Over the last few months, I have been working with my research team on several papers that examine how the 2016 US Elections are playing out on Facebook. We have several research notes on our project published on Brookings Institution TechTank Blog.

We also have a paper accepted at the 2016 IEEE/ACM International Conference on Advances in Social Networks Analysis and Mining.

Social networking sites (SNS), such as Facebook and Twitter, are important spaces for political engagement. SNS have become common elements in political participation, campaigns, and elections. However, little is known about the dynamics between candidate posts and commentator sentiment in response to those posts on SNS. This study enriches computational political science by studying the 2016 U.S. elections and how candidates and commentators engage on Facebook. This paper also examines how online activity might be connected to offline activity and vice versa. We extracted 9,700 Facebook posts by five presidential candidates (Hillary Clinton, Donald Trump, Bernie Sanders, Ted Cruz, and John Kasich) from their official Facebook pages and 12,050,595 comments on those posts. We employed topic modeling, sentiment analysis, and trends detection using wavelet transforms to discover topics, trends, and reactions. Our findings suggest that Republican candidates are more likely to share information on controversial events that have taken place during the election cycle, while Democratic candidates focus on social policy issues. As expected, commentators on Republican candidate pages express negative sentiments toward current public policies as they seldom support decisions made by the Obama administration, while commentators on democratic candidate pages are more likely to express support for continuation or advancement of existing policies. However, the significance (strong/weak) and nature (positive/negative) of sentiments varied between candidates within political parties based on perceived credibility of the candidate’s degree of credibility on a given issue. Additionally, we explored correlation between online trends of comments/sentiment and offline events. When analyzing the trend patterns, we found that changes in online trends are driven by three factors: 1) popular post, 2) offline debates, and 3) candidates dropping out of the race.

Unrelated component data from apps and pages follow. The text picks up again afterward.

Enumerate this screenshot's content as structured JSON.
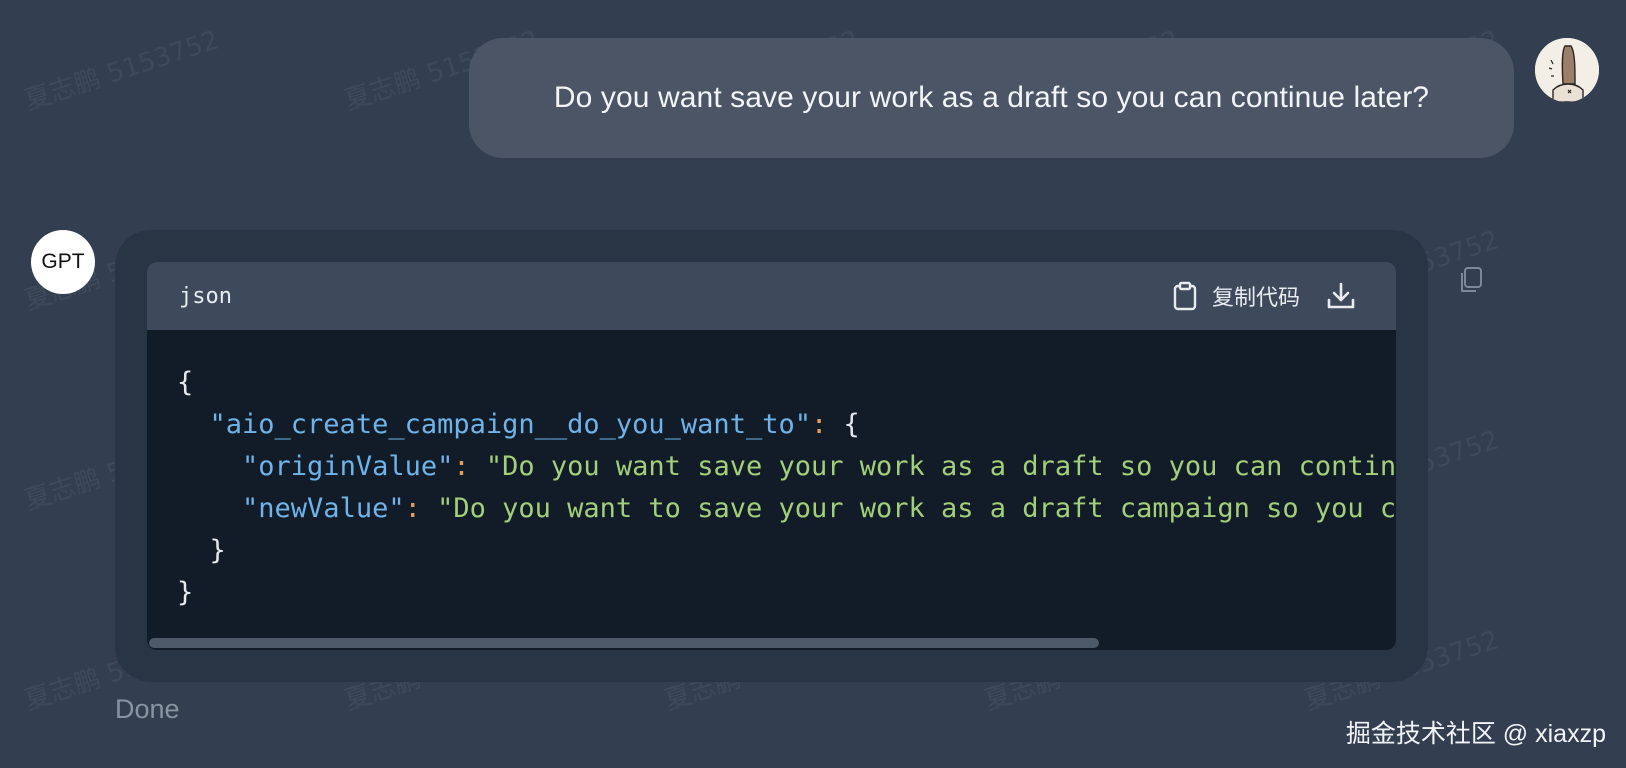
{
  "watermark": {
    "text": "夏志鹏 5153752"
  },
  "user_message": {
    "text": "Do you want save your work as a draft so you can continue later?",
    "avatar_icon": "user-avatar-drawing"
  },
  "assistant": {
    "avatar_label": "GPT",
    "code_block": {
      "language": "json",
      "copy_label": "复制代码",
      "copy_icon": "clipboard-icon",
      "download_icon": "download-icon",
      "lines": {
        "l1": "{",
        "l2_indent": "  ",
        "l2_key": "\"aio_create_campaign__do_you_want_to\"",
        "l2_colon": ": ",
        "l2_open": "{",
        "l3_indent": "    ",
        "l3_key": "\"originValue\"",
        "l3_colon": ": ",
        "l3_value": "\"Do you want save your work as a draft so you can continue later?\",",
        "l4_indent": "    ",
        "l4_key": "\"newValue\"",
        "l4_colon": ": ",
        "l4_value": "\"Do you want to save your work as a draft campaign so you can continue later?\"",
        "l5": "  }",
        "l6": "}"
      }
    },
    "side_copy_icon": "copy-icon",
    "status": "Done"
  },
  "footer": {
    "credit": "掘金技术社区 @ xiaxzp"
  },
  "colors": {
    "background": "#333f50",
    "user_bubble": "#4b5565",
    "assistant_bubble": "#283545",
    "code_header": "#3e4a5b",
    "code_body": "#121c28",
    "json_key": "#6fb3e8",
    "json_string": "#a4cf7a",
    "json_colon": "#e4a05a"
  }
}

Research Team: Saud Alashri, Srinivasa Srivatsav Kandala, Vikash Bajaj, Roopek Ravi, Anish Pradhan, and Kendra L. Smith

 

0 replies

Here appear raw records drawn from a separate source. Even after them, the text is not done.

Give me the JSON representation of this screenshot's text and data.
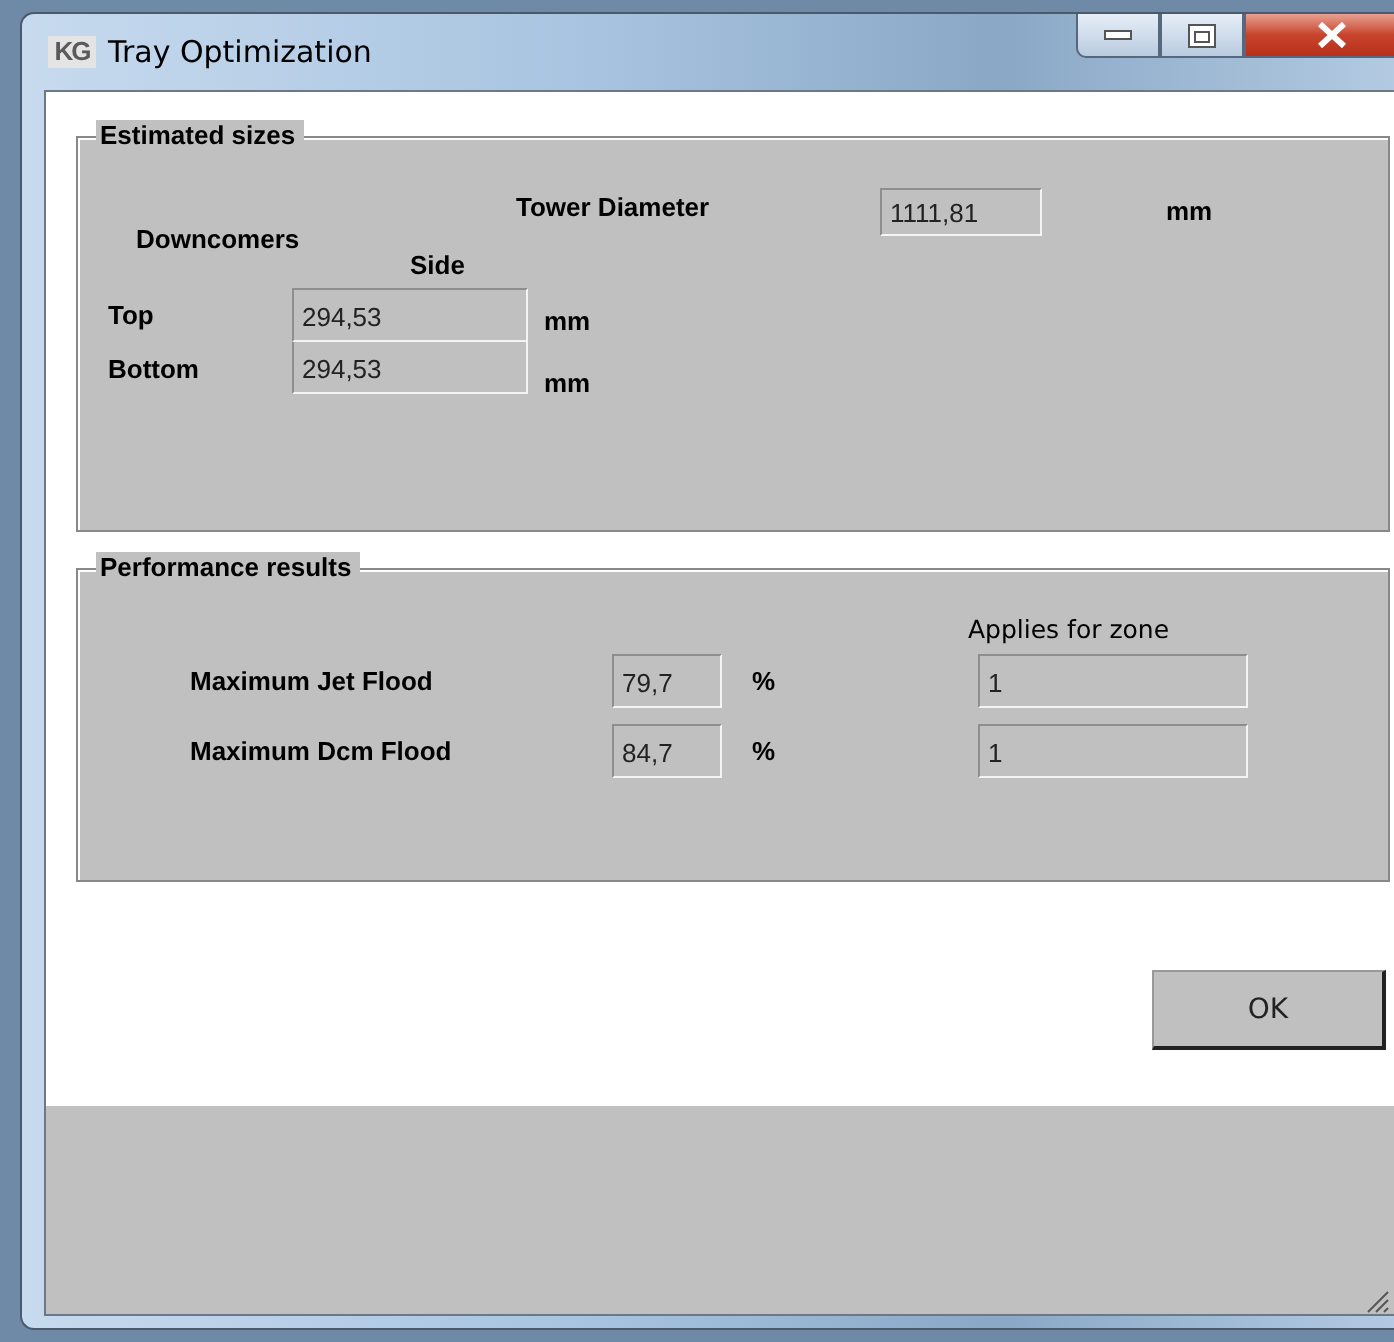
{
  "window": {
    "title": "Tray Optimization",
    "icon": "KG"
  },
  "estimated_sizes": {
    "title": "Estimated sizes",
    "tower_diameter": {
      "label": "Tower Diameter",
      "value": "1111,81",
      "unit": "mm"
    },
    "downcomers": {
      "label": "Downcomers",
      "column": "Side",
      "rows": [
        {
          "label": "Top",
          "value": "294,53",
          "unit": "mm"
        },
        {
          "label": "Bottom",
          "value": "294,53",
          "unit": "mm"
        }
      ]
    }
  },
  "performance_results": {
    "title": "Performance results",
    "zone_header": "Applies for zone",
    "rows": [
      {
        "label": "Maximum Jet Flood",
        "value": "79,7",
        "unit": "%",
        "zone": "1"
      },
      {
        "label": "Maximum Dcm Flood",
        "value": "84,7",
        "unit": "%",
        "zone": "1"
      }
    ]
  },
  "buttons": [
    {
      "label": "OK"
    }
  ]
}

Leave a Reply

Want to join the discussion?
Feel free to contribute!

Leave a Reply

Your email address will not be published. Required fields are marked *